1969 Chris Craft Roamer 46 Refit: Salon Windows

With the hull finally painted in shiny Awlcraft 2000 Matterhorn White and the cabin top coated in the shiny a few months back, I’m starting to shift my focus to putting the boat back together. This is so much better than mixing sticky epoxy fairing compound every weekend only to make tons of dust sanding it off. I was starting to run out of enthusiasm there for a bit. 🙂

Since winter is coming fast, one of my top post-paint priorities will be to get windows and portholes back in the boat. It’s a lot easier to keep the relatively small boat interior warm than it is to heat a whole shrinkwrap tent. Fortunately, I’d been planning for this for a while and I already had the new window tracks in stock.

1-1/4" wide, 2 window + screen window track in a crate

1-1/4″ wide, 2 window + screen window track in a crate

A fellow by the name of Scott Pullin (pullin760@gmail.com) sells the track.

First, I marked and rough-cut the pieces

Small scraps help make sure the spacing is correct

Small scraps help make sure the spacing is correct

Then mark the opposite end to match the cut on the next segment of track

Then mark the opposite end to match the cut on the next segment of track

There are lots of miter cuts to make tracks for concave irregular hexagonal window openings

There are lots of miter cuts to make tracks for convex irregular hexagonal window openings

Special trimming was necessary at the center window supports

Back in April 2013, I wrote about how we improved on Chris Craft’s approach for the salon roof center supports that are part of the window structure. Basically, we fiberglassed the solid mahogany support in, making it a structural element in the cabin top. But the additional thickness of the fiberglass where it joins to the window track slot meant that I had to trim the tracks so they’d fit. This results in a somewhat inelegant looking window track in that area, but I think we can let that slide since it doesn’t affect functionality. In retrospect, a better approach would have been to grind more of the original fiberglass matrix out of the area so the new FRP channel would end up being identical to the original. This was a planning and communication fault of mine–the Boatamalans couldn’t have known how these windows go back together.

If anybody complains about it though, I do believe I’ll invite them off the boat for being too damned picky. 🙂

Original glass fits and slides well

Original glass fits and slides well

The original salon glass is in good condition, but some of the panes got broken by flying debris during a wind storm back in 2008 and will have to be replaced. I think we’ll go with tinted rather than the original clear for all the new glass, then replace the original panes later in the project after all of the high-dollar work is done. For now, the OE panes will work just fine.

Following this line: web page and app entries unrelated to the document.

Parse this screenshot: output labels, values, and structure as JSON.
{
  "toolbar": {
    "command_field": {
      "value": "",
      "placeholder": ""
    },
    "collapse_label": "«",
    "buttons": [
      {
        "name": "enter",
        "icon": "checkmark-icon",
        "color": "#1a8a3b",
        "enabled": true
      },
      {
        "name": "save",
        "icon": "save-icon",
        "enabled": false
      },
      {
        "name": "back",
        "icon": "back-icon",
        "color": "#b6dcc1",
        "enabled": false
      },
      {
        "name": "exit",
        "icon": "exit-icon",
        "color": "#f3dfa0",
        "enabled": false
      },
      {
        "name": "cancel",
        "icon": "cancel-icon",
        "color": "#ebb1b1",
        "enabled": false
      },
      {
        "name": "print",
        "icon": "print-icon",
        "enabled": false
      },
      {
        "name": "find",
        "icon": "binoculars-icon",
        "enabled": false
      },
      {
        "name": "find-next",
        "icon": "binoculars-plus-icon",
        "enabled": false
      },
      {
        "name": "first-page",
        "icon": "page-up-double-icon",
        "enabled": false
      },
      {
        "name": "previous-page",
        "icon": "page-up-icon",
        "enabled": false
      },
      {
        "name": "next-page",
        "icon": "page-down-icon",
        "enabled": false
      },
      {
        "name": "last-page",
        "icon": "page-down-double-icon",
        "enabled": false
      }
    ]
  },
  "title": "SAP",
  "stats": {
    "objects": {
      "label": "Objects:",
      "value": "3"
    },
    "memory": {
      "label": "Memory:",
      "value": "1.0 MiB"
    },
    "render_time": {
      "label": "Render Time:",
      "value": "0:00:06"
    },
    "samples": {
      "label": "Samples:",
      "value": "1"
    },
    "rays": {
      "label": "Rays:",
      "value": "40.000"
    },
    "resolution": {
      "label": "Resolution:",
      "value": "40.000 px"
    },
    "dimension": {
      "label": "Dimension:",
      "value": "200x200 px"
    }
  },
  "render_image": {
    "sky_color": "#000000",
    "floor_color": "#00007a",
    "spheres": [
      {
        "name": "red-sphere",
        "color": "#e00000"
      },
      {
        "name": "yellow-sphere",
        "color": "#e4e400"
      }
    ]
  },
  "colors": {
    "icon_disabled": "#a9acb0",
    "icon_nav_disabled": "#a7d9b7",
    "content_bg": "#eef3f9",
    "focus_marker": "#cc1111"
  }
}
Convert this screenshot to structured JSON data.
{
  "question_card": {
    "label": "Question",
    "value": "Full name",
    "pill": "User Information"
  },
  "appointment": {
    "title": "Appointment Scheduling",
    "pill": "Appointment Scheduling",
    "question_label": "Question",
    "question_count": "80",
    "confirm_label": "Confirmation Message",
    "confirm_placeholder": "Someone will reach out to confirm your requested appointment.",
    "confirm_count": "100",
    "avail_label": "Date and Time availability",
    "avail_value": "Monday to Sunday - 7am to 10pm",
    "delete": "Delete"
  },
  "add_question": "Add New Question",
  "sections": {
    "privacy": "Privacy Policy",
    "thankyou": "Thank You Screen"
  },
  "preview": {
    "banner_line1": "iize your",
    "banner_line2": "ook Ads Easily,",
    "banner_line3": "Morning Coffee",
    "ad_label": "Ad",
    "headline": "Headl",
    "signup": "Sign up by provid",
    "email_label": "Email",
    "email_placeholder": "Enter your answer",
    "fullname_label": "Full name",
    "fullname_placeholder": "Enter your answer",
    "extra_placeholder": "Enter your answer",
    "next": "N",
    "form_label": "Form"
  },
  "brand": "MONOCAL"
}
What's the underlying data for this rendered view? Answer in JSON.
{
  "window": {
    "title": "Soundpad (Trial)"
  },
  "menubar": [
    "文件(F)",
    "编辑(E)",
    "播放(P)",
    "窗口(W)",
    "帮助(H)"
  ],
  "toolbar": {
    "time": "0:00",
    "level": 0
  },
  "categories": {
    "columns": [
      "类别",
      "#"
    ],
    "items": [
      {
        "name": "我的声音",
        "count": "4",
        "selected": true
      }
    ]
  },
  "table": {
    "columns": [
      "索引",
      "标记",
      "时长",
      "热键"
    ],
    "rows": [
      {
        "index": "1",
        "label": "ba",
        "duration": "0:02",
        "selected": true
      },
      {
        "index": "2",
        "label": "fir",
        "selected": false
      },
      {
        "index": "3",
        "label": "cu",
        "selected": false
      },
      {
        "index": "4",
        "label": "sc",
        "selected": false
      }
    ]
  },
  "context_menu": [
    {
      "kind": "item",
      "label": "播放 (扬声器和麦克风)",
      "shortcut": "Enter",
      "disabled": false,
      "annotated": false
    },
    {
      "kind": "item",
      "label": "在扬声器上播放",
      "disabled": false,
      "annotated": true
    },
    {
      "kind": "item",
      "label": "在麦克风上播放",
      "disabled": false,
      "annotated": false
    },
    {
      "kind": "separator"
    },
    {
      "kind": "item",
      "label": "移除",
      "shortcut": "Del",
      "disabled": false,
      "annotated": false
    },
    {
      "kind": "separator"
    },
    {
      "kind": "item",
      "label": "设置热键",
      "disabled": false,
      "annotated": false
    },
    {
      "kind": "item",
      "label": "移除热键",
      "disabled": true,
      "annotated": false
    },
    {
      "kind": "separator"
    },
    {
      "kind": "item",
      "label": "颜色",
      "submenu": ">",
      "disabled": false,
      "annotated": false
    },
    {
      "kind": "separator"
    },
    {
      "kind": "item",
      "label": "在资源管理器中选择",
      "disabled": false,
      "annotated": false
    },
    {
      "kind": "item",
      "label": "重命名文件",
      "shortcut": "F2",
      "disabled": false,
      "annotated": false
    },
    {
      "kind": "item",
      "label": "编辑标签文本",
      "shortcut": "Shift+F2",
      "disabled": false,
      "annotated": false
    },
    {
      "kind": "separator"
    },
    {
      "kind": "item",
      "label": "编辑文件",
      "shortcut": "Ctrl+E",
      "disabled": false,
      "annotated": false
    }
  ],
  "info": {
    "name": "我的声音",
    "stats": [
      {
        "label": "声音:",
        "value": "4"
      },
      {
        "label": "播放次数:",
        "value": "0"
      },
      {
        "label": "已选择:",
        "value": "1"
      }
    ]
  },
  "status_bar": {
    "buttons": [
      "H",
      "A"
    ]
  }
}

Next up in our 1969 Chris Craft Roamer Refit: Bow Seat Windows

Advertisements

2 comments on “1969 Chris Craft Roamer 46 Refit: Salon Windows

  1. John Casteel says:

    Really a pleasure to see you bring this boat back to life. I posted the following back in August but to a much older entry. In that entry you showed a receipt for the engines (Seamaster ?) that you removed:

    I’m enjoying reading your articles on bringing this beauty back to life. I live here in Savannah and was curious about the Frank Harris name. We have a Frank Harris that was a restraunteur from California however, the address at 215 Whitaker (now a beauty supply shop) didn’t match any of his restaurant locations. Tonight I found your previous owner. Frank B. Harris owned All Make & Reliable Typewriter Company located at 215 Whitaker St. According to archived yearbooks from Armstrong College, a local university, this company also sold office files and desk supplies. I can’t wait to see this Roamer come out from under all of that plastic.
    Best wishes,
    John

    • 1969roamer46 says:

      Hi John, and thanks for the comments…and research! I remember your post on the Engines (the wrong ones) article but something must have distracted me. Sorry for not responding.

      Did your research happen to discover if Mr. Frank B. Harris is still around? On my previous 52′ Connie, I knew the original owner’s name but couldn’t find the man himself. But the marina that sold the boat was still in business and they had ALL of the original paperwork, including very detailed build sheets from the factory that not even the Mariner’s Museum had. Unfortunately for my Roamer, it seems the dealer has gone out of business.

      I hope to hear from you again!
      Cheers,
      Q

Leave a Reply

Please log in using one of these methods to post your comment:

WordPress.com Logo

You are commenting using your WordPress.com account. Log Out / Change )

Twitter picture

You are commenting using your Twitter account. Log Out / Change )

Facebook photo

You are commenting using your Facebook account. Log Out / Change )

Google+ photo

You are commenting using your Google+ account. Log Out / Change )

Connecting to %s